Barcelona's old market district gets a new life as a happening food destination.

For years people have gone to Barcelona expressly for the food, a seemingly effortless mix of tradition and innovation. But now it's gotten to the point where Barcelona is imploding with creativity: More restaurants are opening, more chefs are experimenting, and even parts of the city that hadn't shown signs of culinary life are becoming dining destinations. That's why so many restaurant goers are walking the winding streets of a small, formerly run-down neighborhood called El Born--site of a micro-boom in a boomtown.

The rebirth of El Born started with contemporary-art galleries. But as gallery owners and restaurateurs vie for the few remaining storefronts, you could make the case that the real avant-garde is the chefs. The gentrifying streets of El Born just might contain more inventiveness per square foot than any other neighborhood in Spain, and dining there has become an adventure. People love dessert--why not make dessert the main course? Want to see a tapas menu? It's hanging from the ceiling.

Most people pass through the narrow medieval streets of Barcelona's Ribera section to get to El Born. In the main square, the Mercat del Born was, until almost 30 years ago, Barcelona's primary wholesale food market. The huge building that housed the market today sits empty, a symbol of municipal inertia and a neighborhood in transition. (The latest plan is to turn it into a library.) But on every other block, there's a renovation going on, making way for more art galleries, maybe, but not for starving artists.

One of the most dazzling restaurants in town, Abac serves sophisticated yet simply presented food that's well suited to the spare white dining room. The chef and owner is Javier Pellicer, who once worked at the three-Michelin-star Racó de Can Fabes, about 30 minutes outside of town, and the precision of flavor that he learned there is evident in every dish. Foie gras wrapped in cabbage is steamed on bamboo and served on soft pears in a clear, fragrant bouillon. In season, tender espardenyes, or sea cucumbers, are placed on delicate fennel ravioli and come with spinach and crustacean butter. (79-89 Carrer del Rec; 011-34-93-319-6600)
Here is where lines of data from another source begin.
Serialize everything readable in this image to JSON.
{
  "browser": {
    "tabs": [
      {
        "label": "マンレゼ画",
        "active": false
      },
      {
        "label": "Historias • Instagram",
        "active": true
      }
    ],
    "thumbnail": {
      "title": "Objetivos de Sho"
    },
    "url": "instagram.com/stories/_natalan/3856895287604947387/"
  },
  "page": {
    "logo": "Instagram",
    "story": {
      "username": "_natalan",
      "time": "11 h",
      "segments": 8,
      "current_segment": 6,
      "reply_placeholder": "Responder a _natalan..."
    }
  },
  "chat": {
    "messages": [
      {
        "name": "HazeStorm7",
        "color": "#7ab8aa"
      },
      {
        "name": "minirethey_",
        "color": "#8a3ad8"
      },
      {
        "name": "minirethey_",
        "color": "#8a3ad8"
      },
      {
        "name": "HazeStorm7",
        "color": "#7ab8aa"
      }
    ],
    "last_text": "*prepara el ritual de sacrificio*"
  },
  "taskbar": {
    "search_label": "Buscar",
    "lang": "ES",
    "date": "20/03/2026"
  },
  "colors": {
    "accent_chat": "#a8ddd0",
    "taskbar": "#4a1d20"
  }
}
For drinks and outrageous tapas, there's Santa Maria, an airy, industrial-looking space filled with whimsical touches of wrought iron and a crowd that gets younger as the night gets older. At the bar, chefs Paco Guzman and David Raates's handwritten menus are attached to hanging light fixtures and double as lampshades. There's ingenuity on the plates, too. A thin slice of cod is smothered in tomato puree and sprinkled with toasted hazelnuts. A tender piece of raw salmon comes garnished with avocado, cucumber, strawberries and seaweed. Dry white sherry is served ice-cold; fine Rioja is available by the glass. (17 Carrer Commercial; 011-34-93-315-1227)

With so much culinary adventurism, visitors might long for a sandwich. At Sandwich & Friends, they can have one, alongside a mural of groovy people in evening wear who clearly know the definitive place to have a sandwich. Named for the owners' friends, the selections have names like Javier (foie gras, Emmental, mayonnaise and hazelnuts) and Rafa (Edam, York ham and asparagus, served hot). (27 Passeig del Born; 011-34-93-310-0786)

The logo for Espai Sucre ("Sugar Space")--home of the five-course dessert--is a sugar-seeking ant, and the restaurant features a three-course dessert-for-dinner tasting menu. There are also some à la carte entrées and a full complement of wines. On each of the handful of tables (draped with white linen and set with Bernardaud china and Riedel crystal), a lone flower stands in a test tube that's buried in a beaker of colored sugar. Jordi Butrón, the chef and co-owner, teaches pastry classes in the kitchen during the day and works the line at night. Among his most innovative creations are eucalyptus ice cream with pear-and-port soup, and chocolate pudding with orange custard and sweet red vermouth gelée. Butrón doesn't want to hear that he should stay open later so that people can drop by for dessert after dinner. "I want them to come for dessert for dinner," he says. (53 Carrer Princesa; 011-34-93-268-1630)